=== Given data ===
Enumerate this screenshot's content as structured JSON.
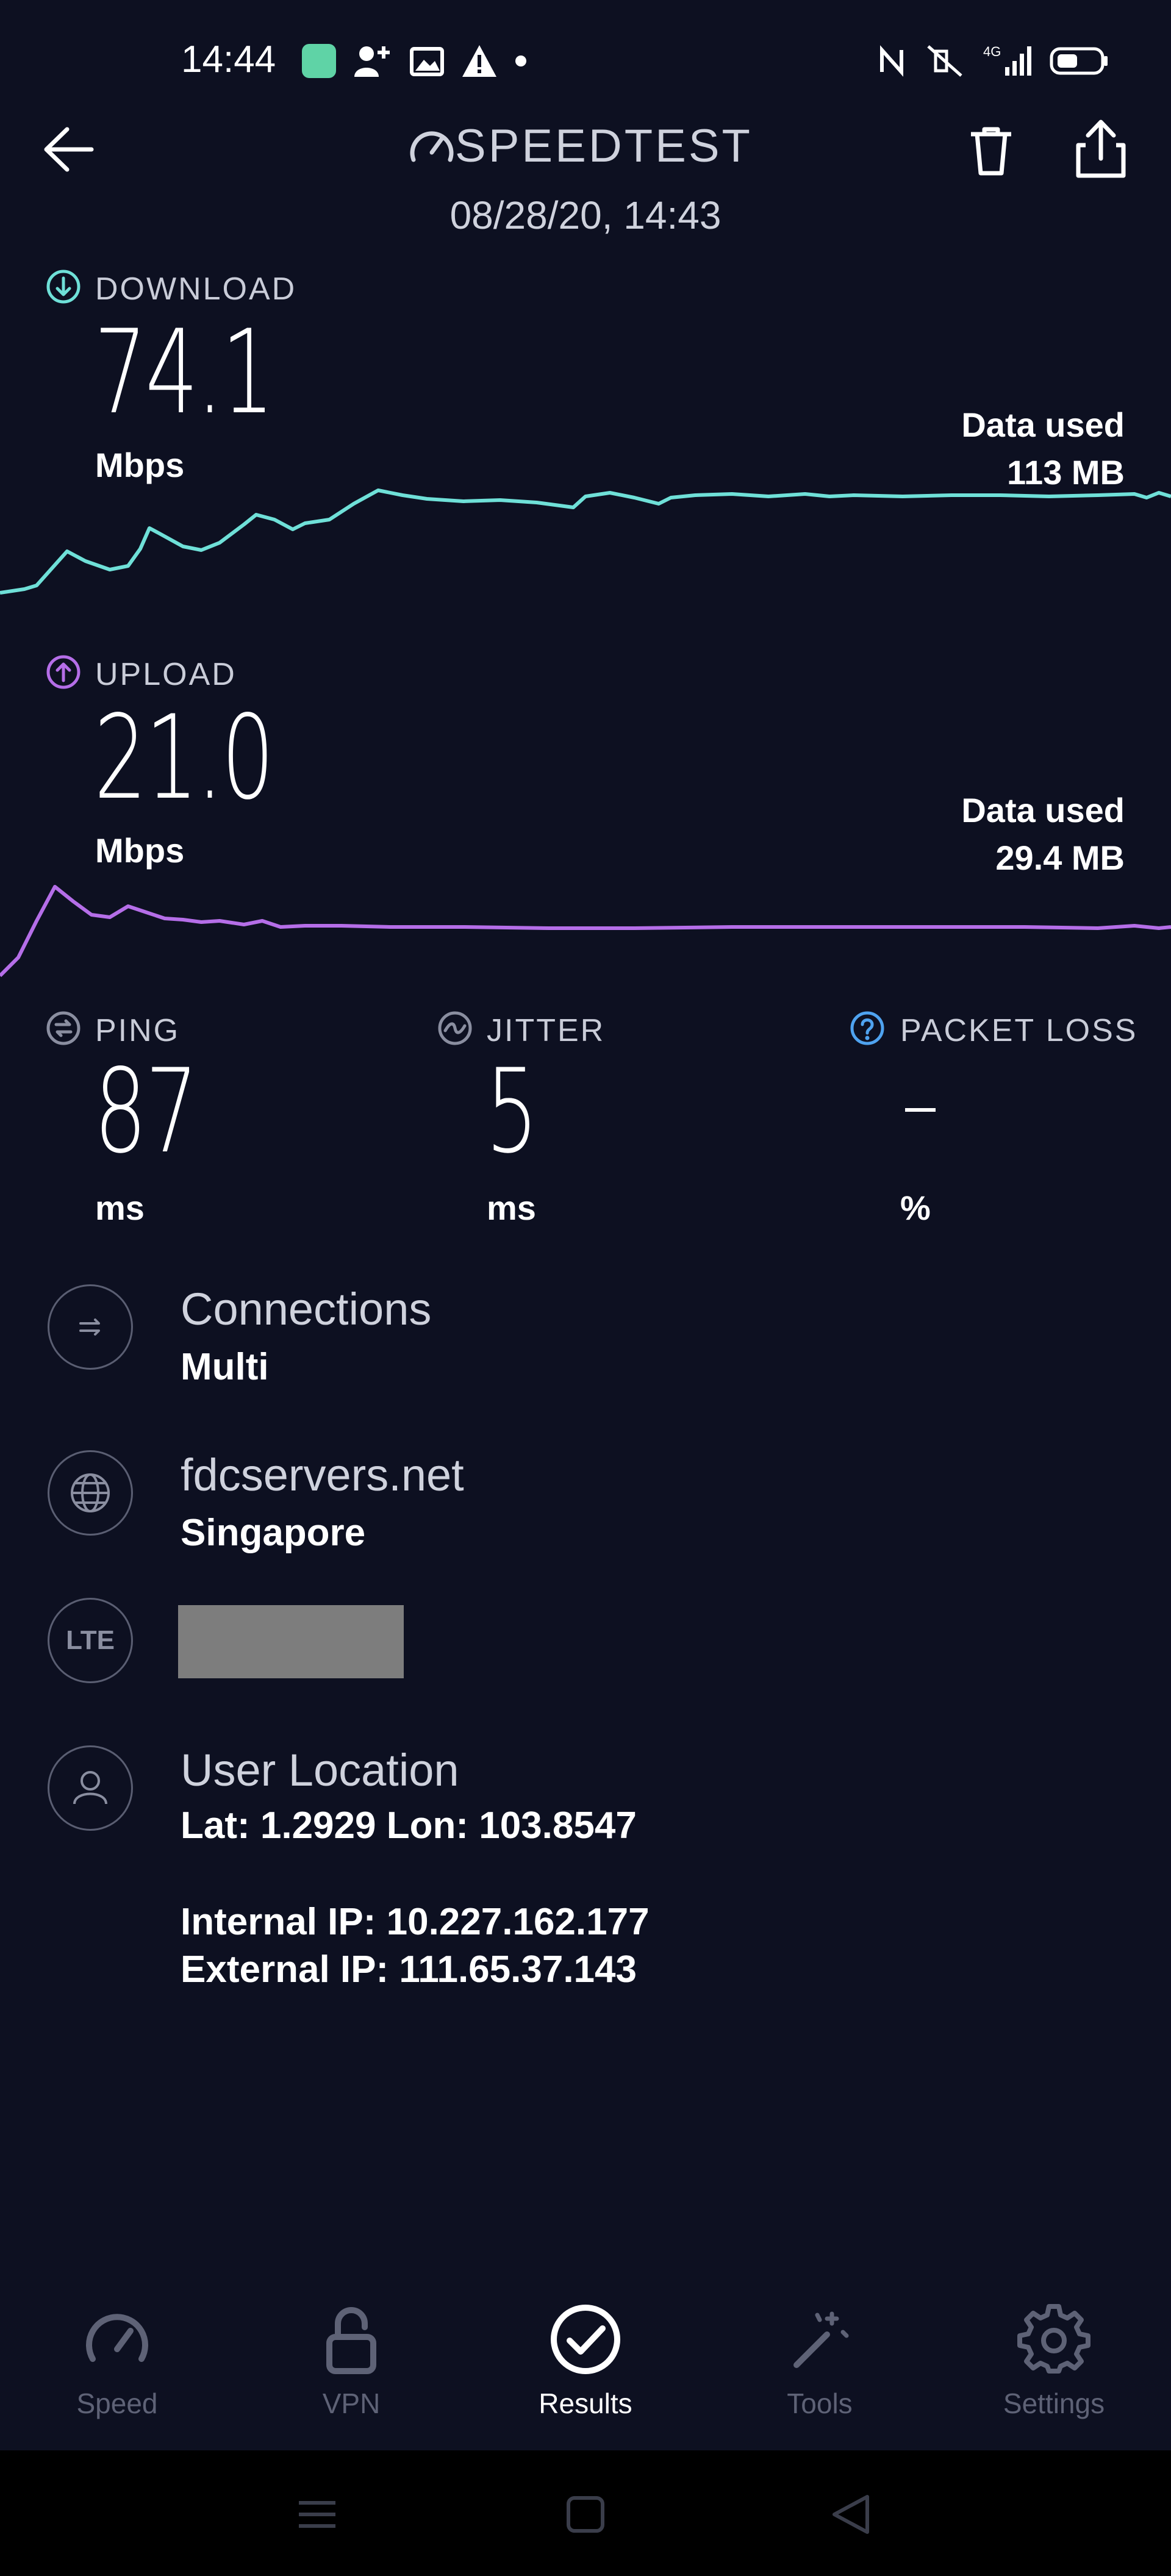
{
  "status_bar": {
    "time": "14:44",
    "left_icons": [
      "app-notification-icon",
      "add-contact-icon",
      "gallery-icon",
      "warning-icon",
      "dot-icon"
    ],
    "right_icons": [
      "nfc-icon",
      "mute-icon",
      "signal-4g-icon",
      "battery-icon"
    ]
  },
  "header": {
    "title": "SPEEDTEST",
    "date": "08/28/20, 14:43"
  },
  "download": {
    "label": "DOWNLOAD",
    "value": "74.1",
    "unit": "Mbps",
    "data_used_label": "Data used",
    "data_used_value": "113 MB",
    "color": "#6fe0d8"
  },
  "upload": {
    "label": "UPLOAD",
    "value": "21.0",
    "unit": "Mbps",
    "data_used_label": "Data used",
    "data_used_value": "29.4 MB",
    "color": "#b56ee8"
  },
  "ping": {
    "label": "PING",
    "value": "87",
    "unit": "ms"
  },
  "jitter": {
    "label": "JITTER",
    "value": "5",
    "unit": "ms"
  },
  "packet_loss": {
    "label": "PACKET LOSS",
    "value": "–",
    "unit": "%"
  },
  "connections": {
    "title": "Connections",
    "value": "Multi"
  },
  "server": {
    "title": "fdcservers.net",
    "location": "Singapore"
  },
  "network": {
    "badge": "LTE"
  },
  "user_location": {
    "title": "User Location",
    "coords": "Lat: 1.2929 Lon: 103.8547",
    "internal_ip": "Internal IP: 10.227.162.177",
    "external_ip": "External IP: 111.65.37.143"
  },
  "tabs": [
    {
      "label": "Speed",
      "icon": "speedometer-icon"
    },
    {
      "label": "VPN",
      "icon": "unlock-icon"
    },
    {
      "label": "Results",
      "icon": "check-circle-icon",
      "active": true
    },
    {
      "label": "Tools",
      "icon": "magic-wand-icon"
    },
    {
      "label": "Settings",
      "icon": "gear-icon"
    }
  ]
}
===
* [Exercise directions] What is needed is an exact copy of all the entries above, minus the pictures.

* [Task response]
Enumerate this screenshot's content as structured JSON.
{
  "status_bar": {
    "time": "14:44",
    "left_icons": [
      "app-notification-icon",
      "add-contact-icon",
      "gallery-icon",
      "warning-icon",
      "dot-icon"
    ],
    "right_icons": [
      "nfc-icon",
      "mute-icon",
      "signal-4g-icon",
      "battery-icon"
    ]
  },
  "header": {
    "title": "SPEEDTEST",
    "date": "08/28/20, 14:43"
  },
  "download": {
    "label": "DOWNLOAD",
    "value": "74.1",
    "unit": "Mbps",
    "data_used_label": "Data used",
    "data_used_value": "113 MB",
    "color": "#6fe0d8"
  },
  "upload": {
    "label": "UPLOAD",
    "value": "21.0",
    "unit": "Mbps",
    "data_used_label": "Data used",
    "data_used_value": "29.4 MB",
    "color": "#b56ee8"
  },
  "ping": {
    "label": "PING",
    "value": "87",
    "unit": "ms"
  },
  "jitter": {
    "label": "JITTER",
    "value": "5",
    "unit": "ms"
  },
  "packet_loss": {
    "label": "PACKET LOSS",
    "value": "–",
    "unit": "%"
  },
  "connections": {
    "title": "Connections",
    "value": "Multi"
  },
  "server": {
    "title": "fdcservers.net",
    "location": "Singapore"
  },
  "network": {
    "badge": "LTE"
  },
  "user_location": {
    "title": "User Location",
    "coords": "Lat: 1.2929 Lon: 103.8547",
    "internal_ip": "Internal IP: 10.227.162.177",
    "external_ip": "External IP: 111.65.37.143"
  },
  "tabs": [
    {
      "label": "Speed",
      "icon": "speedometer-icon"
    },
    {
      "label": "VPN",
      "icon": "unlock-icon"
    },
    {
      "label": "Results",
      "icon": "check-circle-icon",
      "active": true
    },
    {
      "label": "Tools",
      "icon": "magic-wand-icon"
    },
    {
      "label": "Settings",
      "icon": "gear-icon"
    }
  ]
}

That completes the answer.